As is often the case at this time of year, white-winged gulls provided most of the highlights: a flurry of sightings in the first half of the month consisted of 3 juvenile Glaucous Gulls on the 3rd, followed by an adult the following day; a second-winter Iceland Gull on the 5th; and another juvenile Glaucous Gull on the 10th. Two Common Scoters were seen on the 2nd, and a scruffy immature drake was sheltering in Nouster Bay on the 4th, 15th and 16th. A Song Thrush on the 3rd was the first for some time, as was a Woodcock on the 15th that was quickly followed by another a day later. Four Grey Herons flew north on the 11th and a Slavonian Grebe paid a short visit on the 14th. A female Stonechat on the 16th was the only really notable passerine, although a small number of Blackbirds, Redwings and Skylarks arrived at around the same time and a couple of Robins might have been new in.
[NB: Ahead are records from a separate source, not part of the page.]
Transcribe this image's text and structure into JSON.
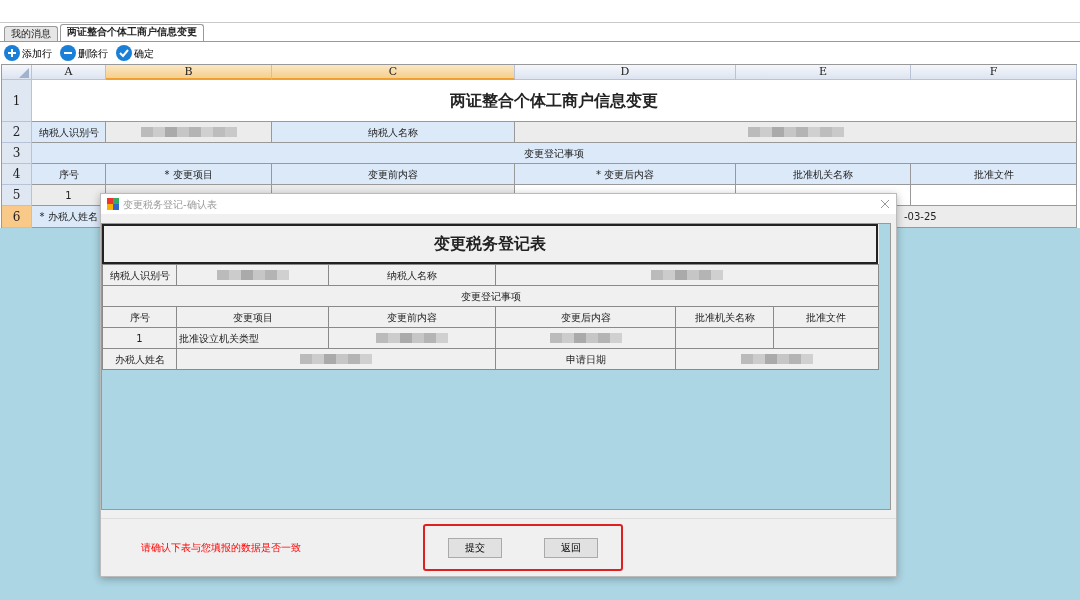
{
  "tabs": [
    {
      "label": "我的消息",
      "selected": false
    },
    {
      "label": "两证整合个体工商户信息变更",
      "selected": true
    }
  ],
  "toolbar": [
    {
      "label": "添加行",
      "kind": "add"
    },
    {
      "label": "删除行",
      "kind": "remove"
    },
    {
      "label": "确定",
      "kind": "confirm"
    }
  ],
  "sheet": {
    "columns": [
      {
        "label": "A",
        "selected": false
      },
      {
        "label": "B",
        "selected": true
      },
      {
        "label": "C",
        "selected": true
      },
      {
        "label": "D",
        "selected": false
      },
      {
        "label": "E",
        "selected": false
      },
      {
        "label": "F",
        "selected": false
      }
    ],
    "rows": [
      {
        "label": "1",
        "selected": false,
        "cells": [
          {
            "kind": "title",
            "text": "两证整合个体工商户信息变更"
          },
          "",
          "",
          "",
          "",
          ""
        ]
      },
      {
        "label": "2",
        "selected": false,
        "cells": [
          {
            "kind": "label",
            "text": "纳税人识别号"
          },
          {
            "kind": "picture"
          },
          {
            "kind": "label",
            "text": "纳税人名称"
          },
          {
            "kind": "picture"
          },
          "",
          ""
        ]
      },
      {
        "label": "3",
        "selected": false,
        "cells": [
          {
            "kind": "section",
            "text": "变更登记事项"
          },
          "",
          "",
          "",
          "",
          ""
        ]
      },
      {
        "label": "4",
        "selected": false,
        "cells": [
          {
            "kind": "label",
            "text": "序号"
          },
          {
            "kind": "label",
            "text": "* 变更项目"
          },
          {
            "kind": "label",
            "text": "变更前内容"
          },
          {
            "kind": "label",
            "text": "* 变更后内容"
          },
          {
            "kind": "label",
            "text": "批准机关名称"
          },
          {
            "kind": "label",
            "text": "批准文件"
          }
        ]
      },
      {
        "label": "5",
        "selected": false,
        "cells": [
          {
            "kind": "value",
            "text": "1"
          },
          {
            "kind": "value"
          },
          {
            "kind": "value"
          },
          {
            "kind": "blank"
          },
          {
            "kind": "blank"
          },
          {
            "kind": "blank"
          }
        ]
      },
      {
        "label": "6",
        "selected": true,
        "cells": [
          {
            "kind": "label",
            "text": "* 办税人姓名"
          },
          "",
          "",
          "",
          {
            "kind": "date",
            "text": "-03-25"
          },
          ""
        ]
      }
    ]
  },
  "dialog": {
    "title": "变更税务登记-确认表",
    "form": {
      "title": "变更税务登记表",
      "rows": [
        [
          "纳税人识别号",
          {
            "kind": "picture"
          },
          "纳税人名称",
          {
            "kind": "picture"
          },
          "",
          ""
        ],
        [
          "变更登记事项",
          "",
          "",
          "",
          "",
          ""
        ],
        [
          "序号",
          "变更项目",
          "变更前内容",
          "变更后内容",
          "批准机关名称",
          "批准文件"
        ],
        [
          "1",
          "批准设立机关类型",
          {
            "kind": "picture"
          },
          {
            "kind": "picture"
          },
          "",
          ""
        ],
        [
          "办税人姓名",
          {
            "kind": "picture"
          },
          "",
          "申请日期",
          {
            "kind": "picture"
          },
          ""
        ]
      ]
    },
    "message": "请确认下表与您填报的数据是否一致",
    "buttons": [
      "提交",
      "返回"
    ]
  }
}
A count of the wintering Greylag Geese came to 1151 birds, with a couple of Pink-footed Geese lurking amongst them. Numbers of other wildfowl have reached 336 Wigeons, 8 Gadwalls, 72 Teals, 13 Pintails, 23 Shovelers, 3 Pochards, 20 Tufted Ducks, 259 Eiders, 26 Long-tailed Ducks, 11 Goldeneyes and 11 Red-breasted Mergansers. At least 3 Hen Harriers and 2 Merlins have been around and a couple of Peregrines were present on the 11th. Reasonable wader counts have included up to 72 Ringed Plovers; 245 Golden Plovers; a solitary, lingering Grey Plover; 109 Sanderlings; 160 Purple Sandpipers; 42 Dunlins; 75 Bar-tailed Godwits, including one wearing what appeared to be a Norwegian ring; and 98 Turnstones. At least 50 Twites, 13 Linnets and four Common Redpolls are around; and up to 25 Snow Buntings and six Reed Buntings have been seen.